What to work on:
Within the records, which lines hold the string "name"? Report each one by copying it.

++++++++++++++++++++

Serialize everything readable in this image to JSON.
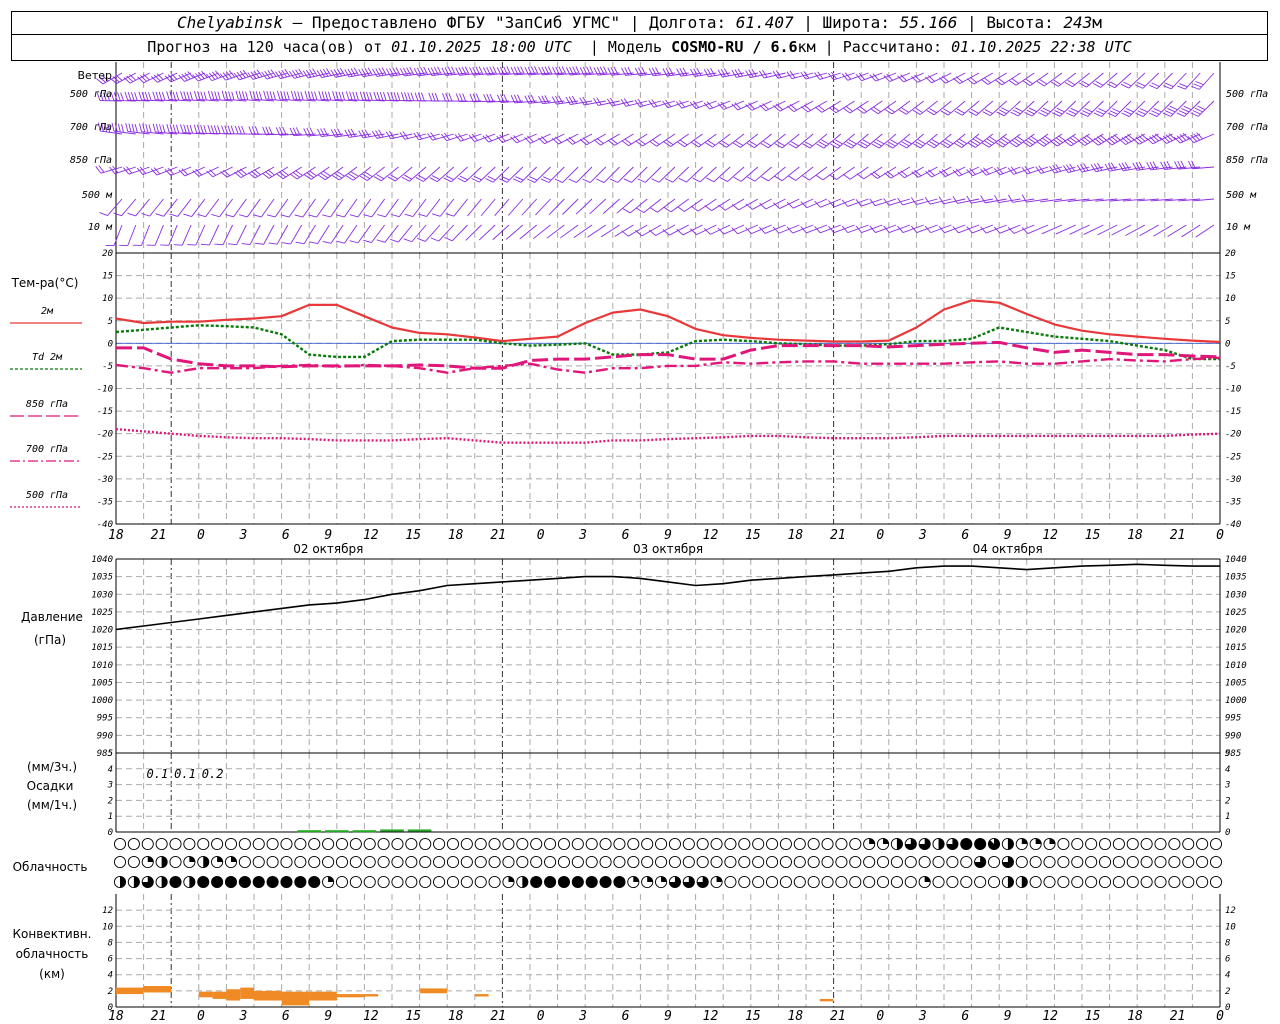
{
  "header": {
    "station": "Chelyabinsk",
    "provided_by": "— Предоставлено ФГБУ \"ЗапСиб УГМС\"",
    "lon_label": "Долгота:",
    "lon": "61.407",
    "lat_label": "Широта:",
    "lat": "55.166",
    "alt_label": "Высота:",
    "alt": "243",
    "alt_unit": "м"
  },
  "subheader": {
    "forecast_label": "Прогноз на 120 часа(ов) от",
    "forecast_time": "01.10.2025 18:00 UTC",
    "model_label": "Модель",
    "model": "COSMO-RU / 6.6",
    "model_unit": "км",
    "computed_label": "Рассчитано:",
    "computed_time": "01.10.2025 22:38 UTC"
  },
  "colors": {
    "wind": "#8a2be2",
    "t2m": "#e8383a",
    "td2m": "#0a7a0a",
    "t850": "#e0167a",
    "t700": "#e0167a",
    "t500": "#e0167a",
    "pressure": "#000000",
    "precip": "#22aa22",
    "convective": "#f08a24",
    "grid": "#aaaaaa"
  },
  "x_axis": {
    "hour_labels": [
      "18",
      "21",
      "0",
      "3",
      "6",
      "9",
      "12",
      "15",
      "18",
      "21",
      "0",
      "3",
      "6",
      "9",
      "12",
      "15",
      "18",
      "21",
      "0",
      "3",
      "6",
      "9",
      "12",
      "15",
      "18",
      "21",
      "0"
    ],
    "day_labels": [
      "02 октября",
      "03 октября",
      "04 октября"
    ]
  },
  "wind_panel": {
    "title": "Ветер",
    "levels": [
      "500 гПа",
      "700 гПа",
      "850 гПа",
      "500 м",
      "10  м"
    ]
  },
  "temp_panel": {
    "title": "Тем-ра(°С)",
    "legend": [
      {
        "label": "2м",
        "style": "solid",
        "color_key": "t2m"
      },
      {
        "label": "Td  2м",
        "style": "dotted-green",
        "color_key": "td2m"
      },
      {
        "label": "850 гПа",
        "style": "long-dash",
        "color_key": "t850"
      },
      {
        "label": "700 гПа",
        "style": "dash-dot",
        "color_key": "t700"
      },
      {
        "label": "500 гПа",
        "style": "dotted",
        "color_key": "t500"
      }
    ],
    "ylim": [
      -40,
      20
    ],
    "yticks": [
      20,
      15,
      10,
      5,
      0,
      -5,
      -10,
      -15,
      -20,
      -25,
      -30,
      -35,
      -40
    ]
  },
  "pressure_panel": {
    "title": "Давление",
    "unit": "(гПа)",
    "ylim": [
      985,
      1040
    ],
    "yticks": [
      1040,
      1035,
      1030,
      1025,
      1020,
      1015,
      1010,
      1005,
      1000,
      995,
      990,
      985
    ]
  },
  "precip_panel": {
    "unit_3h": "(мм/3ч.)",
    "title": "Осадки",
    "unit_1h": "(мм/1ч.)",
    "ylim": [
      0,
      5
    ],
    "yticks": [
      5,
      4,
      3,
      2,
      1,
      0
    ],
    "labels": [
      {
        "hour": 22.5,
        "text": "0.1"
      },
      {
        "hour": 25.5,
        "text": "0.1"
      },
      {
        "hour": 28.5,
        "text": "0.2"
      }
    ]
  },
  "cloud_panel": {
    "title": "Облачность"
  },
  "conv_panel": {
    "title_line1": "Конвективн.",
    "title_line2": "облачность",
    "unit": "(км)",
    "ylim": [
      0,
      14
    ],
    "yticks": [
      12,
      10,
      8,
      6,
      4,
      2,
      0
    ]
  },
  "chart_data": [
    {
      "type": "line",
      "title": "Тем-ра(°С)",
      "x_hours_from_start": [
        0,
        3,
        6,
        9,
        12,
        15,
        18,
        21,
        24,
        27,
        30,
        33,
        36,
        39,
        42,
        45,
        48,
        51,
        54,
        57,
        60,
        63,
        66,
        69,
        72,
        75,
        78,
        81,
        84,
        87,
        90,
        93,
        96,
        99,
        102,
        105,
        108,
        111,
        114,
        117,
        120
      ],
      "ylim": [
        -40,
        20
      ],
      "series": [
        {
          "name": "2м",
          "values": [
            5.5,
            4.5,
            4.8,
            4.8,
            5.2,
            5.5,
            6.0,
            8.5,
            8.5,
            6.0,
            3.5,
            2.3,
            2.0,
            1.3,
            0.5,
            1.0,
            1.5,
            4.5,
            6.8,
            7.5,
            6.0,
            3.2,
            1.8,
            1.2,
            0.8,
            0.6,
            0.4,
            0.4,
            0.6,
            3.5,
            7.5,
            9.5,
            9.0,
            6.5,
            4.2,
            2.8,
            2.0,
            1.5,
            1.0,
            0.6,
            0.3
          ]
        },
        {
          "name": "Td  2м",
          "values": [
            2.5,
            3.0,
            3.5,
            4.0,
            3.8,
            3.5,
            2.0,
            -2.5,
            -3.0,
            -3.0,
            0.5,
            0.8,
            0.8,
            0.8,
            0.0,
            -0.5,
            -0.3,
            0.0,
            -2.5,
            -2.5,
            -2.0,
            0.5,
            0.8,
            0.5,
            0.0,
            -0.2,
            -0.5,
            -0.5,
            -0.2,
            0.5,
            0.5,
            1.0,
            3.5,
            2.5,
            1.5,
            1.0,
            0.5,
            -0.5,
            -1.5,
            -3.5,
            -3.5
          ]
        },
        {
          "name": "850 гПа",
          "values": [
            -1.0,
            -1.0,
            -3.5,
            -4.5,
            -5.0,
            -5.0,
            -5.2,
            -5.0,
            -5.0,
            -5.0,
            -5.0,
            -4.8,
            -5.0,
            -5.5,
            -5.5,
            -3.8,
            -3.5,
            -3.5,
            -3.0,
            -2.5,
            -2.5,
            -3.5,
            -3.5,
            -1.5,
            -0.5,
            -0.5,
            -0.5,
            -0.5,
            -0.8,
            -0.5,
            -0.2,
            0.0,
            0.2,
            -1.0,
            -2.0,
            -1.5,
            -2.0,
            -2.5,
            -2.5,
            -2.8,
            -3.0
          ]
        },
        {
          "name": "700 гПа",
          "values": [
            -4.8,
            -5.5,
            -6.5,
            -5.5,
            -5.5,
            -5.5,
            -5.0,
            -4.8,
            -5.2,
            -4.8,
            -5.0,
            -5.5,
            -6.5,
            -5.5,
            -5.0,
            -4.5,
            -5.8,
            -6.5,
            -5.5,
            -5.5,
            -5.0,
            -5.0,
            -4.2,
            -4.5,
            -4.2,
            -4.0,
            -4.0,
            -4.5,
            -4.5,
            -4.5,
            -4.5,
            -4.2,
            -4.0,
            -4.5,
            -4.5,
            -4.0,
            -3.5,
            -3.8,
            -4.0,
            -3.5,
            -3.2
          ]
        },
        {
          "name": "500 гПа",
          "values": [
            -19,
            -19.5,
            -20,
            -20.5,
            -20.8,
            -21,
            -21,
            -21.2,
            -21.5,
            -21.5,
            -21.5,
            -21.2,
            -21,
            -21.5,
            -22,
            -22,
            -22,
            -22,
            -21.5,
            -21.5,
            -21.2,
            -21,
            -20.8,
            -20.5,
            -20.5,
            -20.8,
            -21,
            -21,
            -21,
            -20.8,
            -20.5,
            -20.5,
            -20.5,
            -20.5,
            -20.5,
            -20.5,
            -20.5,
            -20.5,
            -20.5,
            -20.2,
            -20
          ]
        }
      ]
    },
    {
      "type": "line",
      "title": "Давление",
      "x_hours_from_start": [
        0,
        3,
        6,
        9,
        12,
        15,
        18,
        21,
        24,
        27,
        30,
        33,
        36,
        39,
        42,
        45,
        48,
        51,
        54,
        57,
        60,
        63,
        66,
        69,
        72,
        75,
        78,
        81,
        84,
        87,
        90,
        93,
        96,
        99,
        102,
        105,
        108,
        111,
        114,
        117,
        120
      ],
      "ylim": [
        985,
        1040
      ],
      "series": [
        {
          "name": "",
          "values": [
            1020,
            1021,
            1022,
            1023,
            1024,
            1025,
            1026,
            1027,
            1027.5,
            1028.5,
            1030,
            1031,
            1032.5,
            1033,
            1033.5,
            1034,
            1034.5,
            1035,
            1035,
            1034.5,
            1033.5,
            1032.5,
            1033,
            1034,
            1034.5,
            1035,
            1035.5,
            1036,
            1036.5,
            1037.5,
            1038,
            1038,
            1037.5,
            1037,
            1037.5,
            1038,
            1038.2,
            1038.5,
            1038.2,
            1038,
            1038
          ]
        }
      ]
    },
    {
      "type": "bar",
      "title": "Осадки",
      "x_hours_from_start": [
        21,
        24,
        27,
        30,
        33
      ],
      "ylim": [
        0,
        5
      ],
      "series": [
        {
          "name": "(мм/1ч.)",
          "values": [
            0.05,
            0.05,
            0.05,
            0.1,
            0.1
          ]
        }
      ]
    },
    {
      "type": "bar",
      "title": "Конвективн. облачность",
      "segments_km": [
        {
          "start": 0,
          "end": 3,
          "bottom": 1.6,
          "top": 2.4
        },
        {
          "start": 3,
          "end": 6,
          "bottom": 1.8,
          "top": 2.6
        },
        {
          "start": 9,
          "end": 10.5,
          "bottom": 1.2,
          "top": 1.9
        },
        {
          "start": 10.5,
          "end": 12,
          "bottom": 1.0,
          "top": 1.9
        },
        {
          "start": 12,
          "end": 13.5,
          "bottom": 0.8,
          "top": 2.2
        },
        {
          "start": 13.5,
          "end": 15,
          "bottom": 1.0,
          "top": 2.4
        },
        {
          "start": 15,
          "end": 18,
          "bottom": 0.8,
          "top": 2.0
        },
        {
          "start": 18,
          "end": 21,
          "bottom": 0.2,
          "top": 1.9
        },
        {
          "start": 21,
          "end": 24,
          "bottom": 0.8,
          "top": 1.9
        },
        {
          "start": 24,
          "end": 27,
          "bottom": 1.2,
          "top": 1.6
        },
        {
          "start": 27,
          "end": 28.5,
          "bottom": 1.3,
          "top": 1.6
        },
        {
          "start": 33,
          "end": 36,
          "bottom": 1.7,
          "top": 2.3
        },
        {
          "start": 39,
          "end": 40.5,
          "bottom": 1.3,
          "top": 1.6
        },
        {
          "start": 76.5,
          "end": 78,
          "bottom": 0.7,
          "top": 1.0
        }
      ]
    },
    {
      "type": "table",
      "title": "Облачность",
      "x_hours_from_start_step": 1.5,
      "rows": [
        {
          "name": "row1",
          "cover": [
            0,
            0,
            0,
            0,
            0,
            0,
            0,
            0,
            0,
            0,
            0,
            0,
            0,
            0,
            0,
            0,
            0,
            0,
            0,
            0,
            0,
            0,
            0,
            0,
            0,
            0,
            0,
            0,
            0,
            0,
            0,
            0,
            0,
            0,
            0,
            0,
            0,
            0,
            0,
            0,
            0,
            0,
            0,
            0,
            0,
            0,
            0,
            0,
            0,
            0,
            0,
            0,
            0,
            0,
            2,
            2,
            4,
            6,
            6,
            4,
            6,
            8,
            8,
            7,
            4,
            2,
            2,
            2,
            0,
            0,
            0,
            0,
            0,
            0,
            0,
            0,
            0,
            0,
            0,
            0,
            0,
            0,
            0,
            0,
            0,
            0,
            0,
            0,
            0,
            0,
            0,
            0,
            0,
            0,
            0,
            0,
            0,
            0,
            0,
            0,
            4,
            0,
            0,
            0,
            0,
            0,
            0,
            0,
            0,
            0,
            4,
            2,
            4,
            2,
            4,
            0,
            0,
            0,
            0,
            0,
            0,
            0,
            4,
            0,
            0
          ]
        },
        {
          "name": "row2",
          "cover": [
            0,
            0,
            2,
            4,
            0,
            2,
            4,
            2,
            2,
            0,
            0,
            0,
            0,
            0,
            0,
            0,
            0,
            0,
            0,
            0,
            0,
            0,
            0,
            0,
            0,
            0,
            0,
            0,
            0,
            0,
            0,
            0,
            0,
            0,
            0,
            0,
            0,
            0,
            0,
            0,
            0,
            0,
            0,
            0,
            0,
            0,
            0,
            0,
            0,
            0,
            0,
            0,
            0,
            0,
            0,
            0,
            0,
            0,
            0,
            0,
            0,
            0,
            6,
            0,
            6,
            0,
            0,
            0,
            0,
            0,
            0,
            0,
            0,
            0,
            0,
            0,
            0,
            0,
            0,
            0,
            0,
            0,
            0,
            0,
            0,
            0,
            0,
            0,
            0,
            0,
            0,
            0,
            0,
            0,
            0,
            0,
            0,
            0,
            0,
            0,
            0,
            0,
            0,
            0,
            0,
            0,
            0,
            0,
            0,
            0,
            0,
            0,
            0,
            0,
            0,
            0,
            0,
            0,
            0,
            0,
            0
          ]
        },
        {
          "name": "row3",
          "cover": [
            4,
            4,
            6,
            4,
            8,
            4,
            8,
            8,
            8,
            8,
            8,
            8,
            8,
            8,
            8,
            2,
            0,
            0,
            0,
            0,
            0,
            0,
            0,
            0,
            0,
            0,
            0,
            0,
            2,
            4,
            8,
            8,
            8,
            8,
            8,
            8,
            8,
            2,
            2,
            2,
            6,
            6,
            6,
            2,
            0,
            0,
            0,
            0,
            0,
            0,
            0,
            0,
            0,
            0,
            0,
            0,
            0,
            0,
            2,
            0,
            0,
            0,
            0,
            0,
            4,
            4,
            0,
            0,
            0,
            0,
            0,
            0,
            0,
            0,
            0,
            0,
            0,
            0,
            0,
            0,
            0,
            0,
            0,
            0,
            0,
            0,
            0,
            0,
            0,
            0,
            0,
            0,
            0,
            0,
            0,
            0,
            0,
            0,
            0,
            0,
            0,
            0,
            0,
            0,
            0,
            0,
            0,
            0,
            0,
            0,
            0,
            0,
            0,
            0,
            0,
            0,
            6,
            2,
            0,
            0,
            0,
            0,
            0
          ]
        }
      ]
    }
  ]
}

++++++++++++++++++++

Solution:
          "name": "2м",
          "name": "Td  2м",
          "name": "850 гПа",
          "name": "700 гПа",
          "name": "500 гПа",
          "name": "",
          "name": "(мм/1ч.)",
          "name": "row1",
          "name": "row2",
          "name": "row3",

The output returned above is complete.